The U.K. economy is in good shape. Growth is well above trend, unemployment is the lowest in decades and inflation below target. To ensure inflation stays low, the Bank of England started tightening monetary policy almost a year ago. Since November 2003, interest rates have been raised 125 basis points. Further tightening is expected to take the repo rate back to a neutral 5.25 percent by early 2005.
"Higher interest rates are expected to slow the economy in the latter half of 2004 and into 2005," predicted Dr. O'Neill. "Nevertheless, in 2005, the economy will still be growing above potential.
The current Japanese expansion is more than two years old and has proved surprisingly strong. "Growth will likely average above 4 percent in 2004 – the most rapid since 1990," said Dr. O'Neill.
Successful industrial res tructuring has been the key to the durability of this recovery. Since the late 1990s, companies have reduced costs, cut excess capacity and lowered corporate debt. While restructuring has fueled strong profit and productivity growth, it has also dramatically cut employment and wage growth and, consequently, consumer spending.
Looking forward, the upward trend in Japan's exports is likely to continue on the back of still firm, albeit slower, global growth, especially in the U.S. and China. And, as long as exports are rising, a mild recovery in domestic demand should continue. But despite the favorable cyclical developments, long-run obstacles to growth remain. Japan's financial system is still weak, with bank lending continuing to decline and fiscal finances dire. "The need for fiscal tightening will restrain economic activity in Japan for many years," concluded Dr. O'Neill.
Economic growth in Emerging Asia has now reached a cyclical peak and should see a gradual slowing through 2005. "Slower growth in the main developed economies combined with China's efforts to moderate its lofty expansion will dampen the region's fast-paced export activity," suggested Dr. O'Neill. "High oil prices will also have an adverse impact on those Asian economies which are dependent on energy imports." Overall regional growth should moderate to 6.7 percent next year after averaging just under 8 percent in 2004.
This year, Latin America is undergoing a robust recovery, with GDP expected to rise more than 5 percent – the best result since 1997. "The region has been helped by external developments, including higher commodity prices, healthy U.S. and Chinese markets and low international interest rates," said Dr. O'Neill. Regional growth should subside as these advantages wane in 2005 and as economic policies are tightened in response to emergent inflation pressures.

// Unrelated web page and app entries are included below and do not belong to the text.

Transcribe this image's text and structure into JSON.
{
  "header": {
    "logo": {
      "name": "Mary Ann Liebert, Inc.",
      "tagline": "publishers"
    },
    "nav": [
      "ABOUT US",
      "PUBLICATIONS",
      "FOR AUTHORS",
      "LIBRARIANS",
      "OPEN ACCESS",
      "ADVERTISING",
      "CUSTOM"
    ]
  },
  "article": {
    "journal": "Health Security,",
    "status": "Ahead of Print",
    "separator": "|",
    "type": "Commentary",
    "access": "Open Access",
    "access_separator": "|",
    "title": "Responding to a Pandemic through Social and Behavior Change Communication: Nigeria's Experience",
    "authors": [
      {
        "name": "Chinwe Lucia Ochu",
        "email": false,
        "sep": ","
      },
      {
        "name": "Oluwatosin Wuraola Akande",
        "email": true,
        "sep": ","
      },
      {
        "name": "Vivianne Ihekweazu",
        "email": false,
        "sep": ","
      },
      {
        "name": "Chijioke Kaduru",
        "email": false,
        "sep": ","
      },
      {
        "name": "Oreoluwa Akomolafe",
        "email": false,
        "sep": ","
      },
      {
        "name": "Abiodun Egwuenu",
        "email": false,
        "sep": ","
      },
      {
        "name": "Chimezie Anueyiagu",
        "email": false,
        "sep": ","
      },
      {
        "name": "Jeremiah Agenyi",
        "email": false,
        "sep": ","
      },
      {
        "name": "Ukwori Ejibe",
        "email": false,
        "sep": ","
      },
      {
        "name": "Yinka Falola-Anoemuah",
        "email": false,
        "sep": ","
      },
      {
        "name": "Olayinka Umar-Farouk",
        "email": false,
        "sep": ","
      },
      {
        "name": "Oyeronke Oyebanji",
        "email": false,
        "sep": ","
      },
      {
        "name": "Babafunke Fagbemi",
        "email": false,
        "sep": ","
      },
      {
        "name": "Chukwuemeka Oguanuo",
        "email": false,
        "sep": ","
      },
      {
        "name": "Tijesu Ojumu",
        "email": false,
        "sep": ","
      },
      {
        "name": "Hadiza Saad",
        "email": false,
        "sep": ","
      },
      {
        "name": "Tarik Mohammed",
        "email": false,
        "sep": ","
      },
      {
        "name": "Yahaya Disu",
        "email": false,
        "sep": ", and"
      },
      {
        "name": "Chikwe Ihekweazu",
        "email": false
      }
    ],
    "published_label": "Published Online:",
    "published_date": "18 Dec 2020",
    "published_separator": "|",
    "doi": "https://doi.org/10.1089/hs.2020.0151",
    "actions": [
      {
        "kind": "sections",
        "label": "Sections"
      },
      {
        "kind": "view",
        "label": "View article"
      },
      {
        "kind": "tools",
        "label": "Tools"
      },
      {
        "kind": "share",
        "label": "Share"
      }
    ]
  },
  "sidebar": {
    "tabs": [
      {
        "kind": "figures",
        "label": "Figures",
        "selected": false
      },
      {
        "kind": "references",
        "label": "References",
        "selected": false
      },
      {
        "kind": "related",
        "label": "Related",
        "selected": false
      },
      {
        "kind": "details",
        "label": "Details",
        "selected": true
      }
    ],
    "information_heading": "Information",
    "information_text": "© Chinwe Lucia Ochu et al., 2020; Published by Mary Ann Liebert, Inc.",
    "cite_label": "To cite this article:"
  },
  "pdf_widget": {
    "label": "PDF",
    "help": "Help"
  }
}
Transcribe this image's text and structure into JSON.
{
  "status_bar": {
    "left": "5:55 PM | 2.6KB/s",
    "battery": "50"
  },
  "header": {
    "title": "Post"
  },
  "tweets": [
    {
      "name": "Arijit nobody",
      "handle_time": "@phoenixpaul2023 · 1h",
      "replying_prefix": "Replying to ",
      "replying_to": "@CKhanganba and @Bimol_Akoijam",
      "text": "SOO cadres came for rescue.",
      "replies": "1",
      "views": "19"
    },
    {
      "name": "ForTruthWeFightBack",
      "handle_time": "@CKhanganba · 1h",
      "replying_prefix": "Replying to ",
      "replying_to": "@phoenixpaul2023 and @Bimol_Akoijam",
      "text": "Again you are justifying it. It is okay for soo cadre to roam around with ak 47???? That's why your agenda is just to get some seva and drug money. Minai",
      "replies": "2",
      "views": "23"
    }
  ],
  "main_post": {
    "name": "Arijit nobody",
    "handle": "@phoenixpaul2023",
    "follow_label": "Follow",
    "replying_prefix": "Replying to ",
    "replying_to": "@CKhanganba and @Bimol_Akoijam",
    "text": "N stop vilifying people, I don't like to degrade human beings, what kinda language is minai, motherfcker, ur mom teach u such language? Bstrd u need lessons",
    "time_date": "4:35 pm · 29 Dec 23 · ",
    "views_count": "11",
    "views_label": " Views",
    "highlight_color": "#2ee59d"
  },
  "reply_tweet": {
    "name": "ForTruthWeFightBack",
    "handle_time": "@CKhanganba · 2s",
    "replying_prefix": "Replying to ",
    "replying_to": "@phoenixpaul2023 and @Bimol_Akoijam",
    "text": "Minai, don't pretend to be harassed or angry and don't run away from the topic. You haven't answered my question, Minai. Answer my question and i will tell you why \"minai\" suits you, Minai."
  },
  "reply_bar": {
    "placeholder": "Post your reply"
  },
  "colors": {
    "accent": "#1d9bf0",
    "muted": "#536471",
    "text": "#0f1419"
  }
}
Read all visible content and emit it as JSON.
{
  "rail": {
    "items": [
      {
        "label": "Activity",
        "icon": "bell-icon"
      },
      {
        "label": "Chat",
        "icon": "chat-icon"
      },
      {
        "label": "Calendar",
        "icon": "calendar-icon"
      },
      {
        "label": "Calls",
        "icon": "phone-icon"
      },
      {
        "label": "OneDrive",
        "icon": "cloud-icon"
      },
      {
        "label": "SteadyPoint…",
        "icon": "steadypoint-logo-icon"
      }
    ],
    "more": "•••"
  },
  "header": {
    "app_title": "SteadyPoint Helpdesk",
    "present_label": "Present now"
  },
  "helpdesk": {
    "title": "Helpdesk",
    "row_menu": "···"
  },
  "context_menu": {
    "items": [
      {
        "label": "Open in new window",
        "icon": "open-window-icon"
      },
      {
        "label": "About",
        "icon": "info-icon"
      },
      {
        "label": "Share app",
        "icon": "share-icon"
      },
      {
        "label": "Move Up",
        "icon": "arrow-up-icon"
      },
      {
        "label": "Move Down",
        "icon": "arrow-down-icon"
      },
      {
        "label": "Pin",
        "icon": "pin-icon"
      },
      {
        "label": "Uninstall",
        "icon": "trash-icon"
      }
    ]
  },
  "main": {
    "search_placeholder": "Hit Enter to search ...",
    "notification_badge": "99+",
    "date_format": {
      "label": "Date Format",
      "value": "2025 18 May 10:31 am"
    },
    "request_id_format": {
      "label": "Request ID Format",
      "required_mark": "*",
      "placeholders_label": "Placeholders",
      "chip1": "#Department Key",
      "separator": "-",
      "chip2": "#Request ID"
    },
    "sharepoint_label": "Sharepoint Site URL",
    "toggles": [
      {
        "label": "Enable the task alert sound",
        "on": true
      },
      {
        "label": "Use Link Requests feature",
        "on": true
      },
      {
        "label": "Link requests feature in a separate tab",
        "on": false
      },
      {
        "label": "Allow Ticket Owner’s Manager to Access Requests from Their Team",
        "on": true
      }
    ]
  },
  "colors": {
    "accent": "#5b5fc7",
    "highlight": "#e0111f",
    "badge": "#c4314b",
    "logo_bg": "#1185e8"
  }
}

The full Outlook 2005 report is availabl e at www.bmo.com/economic .
Jen Dillon, Chicago, firstname.lastname@example.org